An “exercise pill” may sound like science fiction, or like yet another diet fad that ultimately does nothing. However, science is seeking out a solution in earnest. The chemical effects of exercise are well documented in improving conditions from memory to stress management to age-related brain deterioration. For those who are unable to run long distance, life weights, or hold their body weight due to age or limited movement ability, there is no way to get the chemical and cerebral benefits of exercise. This is exactly the problem that researchers are looking to fix.
University of Sydney partnered up with the University of Copenhagen to take tissue samples from four men who had just exerted a lot of energy on a bicycle for 10 minutes. The results showed over a thousand different molecular changes in the muscle tissue taken immediately after exertion compare with muscle tissue taken from those same men before the activity began.
“We’ve created an exercise blueprint that lays the foundation for future treatments, and the end goal is to mimic the effects of exercise,” said Dr. Nolan Hoffman, one of the authors of the study. “It’s long been thought that there were many signals elicited by exercise, but we were the first to create this map and we now know the complexity.”
But these two Universities aren’t the only ones working on this.
The National Institute of Health has organised a giant clinical study, spanning many different clinical centres, to attempt to decipher an incredible amount of detailed data a a blueprint for how exercise changes our genes, the way we use and absorb protein, epigenetics in muscles and fatty tissue, and metabolism. “Identification of the mechanisms that underlie the link between physical activity and improved health holds extraordinary promise for discovery of novel therapeutic targets and development of personalised exercise medicine,” wrote the participating researchers in a report in Cell Metabolism.
All of this is being made possible by “big data”, a term used to describe researchers and computer programmes built to decipher massive amounts of data to find correlations that could go unseen by the human eye.
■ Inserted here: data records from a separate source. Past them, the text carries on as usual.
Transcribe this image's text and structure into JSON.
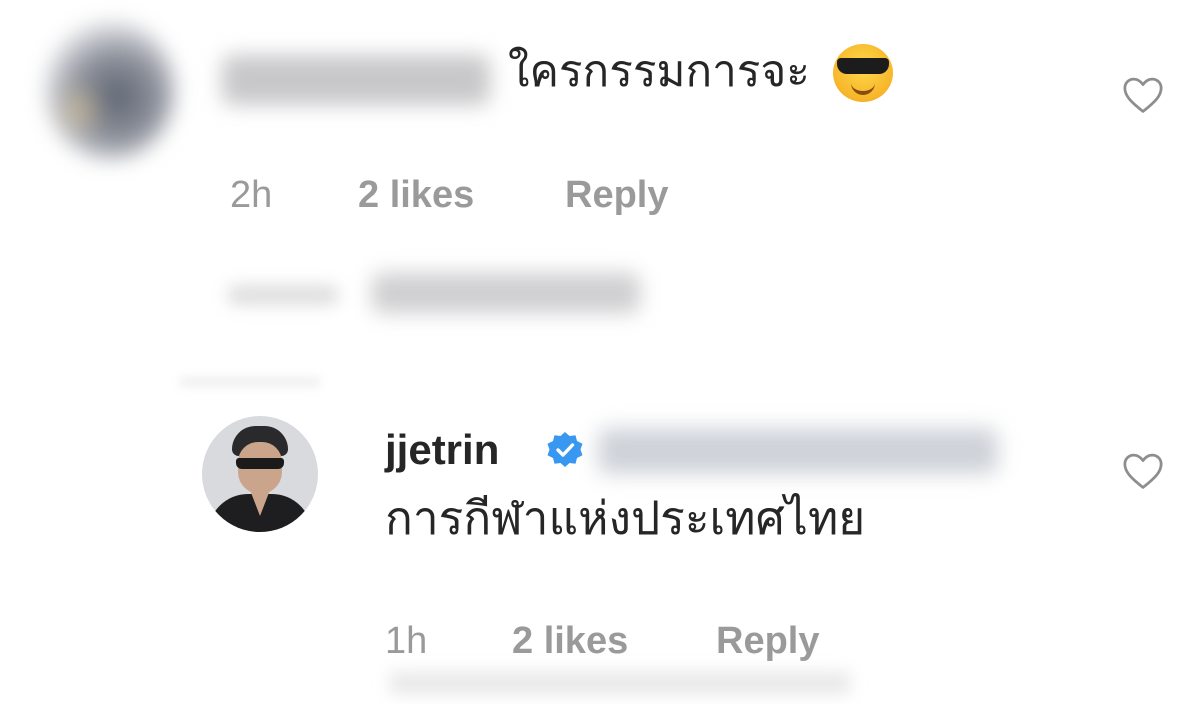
{
  "comments": [
    {
      "username": "",
      "text": "ใครกรรมการจะ",
      "emoji": "smiling-face-with-sunglasses",
      "time": "2h",
      "likes": "2 likes",
      "reply": "Reply",
      "liked": false
    },
    {
      "username": "jjetrin",
      "verified": true,
      "text": "การกีฬาแห่งประเทศไทย",
      "time": "1h",
      "likes": "2 likes",
      "reply": "Reply",
      "liked": false
    }
  ],
  "colors": {
    "text_primary": "#262626",
    "text_meta": "#9a9a9a",
    "verified_blue": "#3897f0"
  }
}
With the help of big data, a team from Harvard has announced a drug that converts white fat (the kind that isn’t beneficial and sticks around) to brown fat (the kind that is metabolically active), which in essence converts all your fat storage cells into fat burning machines.
All of this research is a long way from being our day-to-day reality. “We are at the early stages of this exciting new field,” said Dr. Ismail Laher. a scientist at the University of British Columbia who recently published a think piece on the future of exercise pills.
On the other side of the coin, the British Medical Journal recently published a study showing that the efficacy of exercise is often as good a medicine in preventing mortality as medication in some situations. In these tests, regular physical activity rivalled some heart drugs and outperformed stroke medicine in preventing death. In England, reports the BBC, there were an average of 17.7 prescriptions for every person in England in 2010, compared with 11.2 in 2000. “These trials looked at managing conditions such as existing heart disease, stroke rehabilitation, heart failure and pre-diabetes. When they studied the data as a whole, they found exercise and drugs were comparable in terms of death rates. But there were two exceptions: Drugs called diuretics were the clear winner for heart failure patients, while exercise was best for stroke patients in terms of life expectancy.”
So while the potential for an exercise pill may be in your future, if you can it’s probably for the best if you just go out for a brisk walk on your own.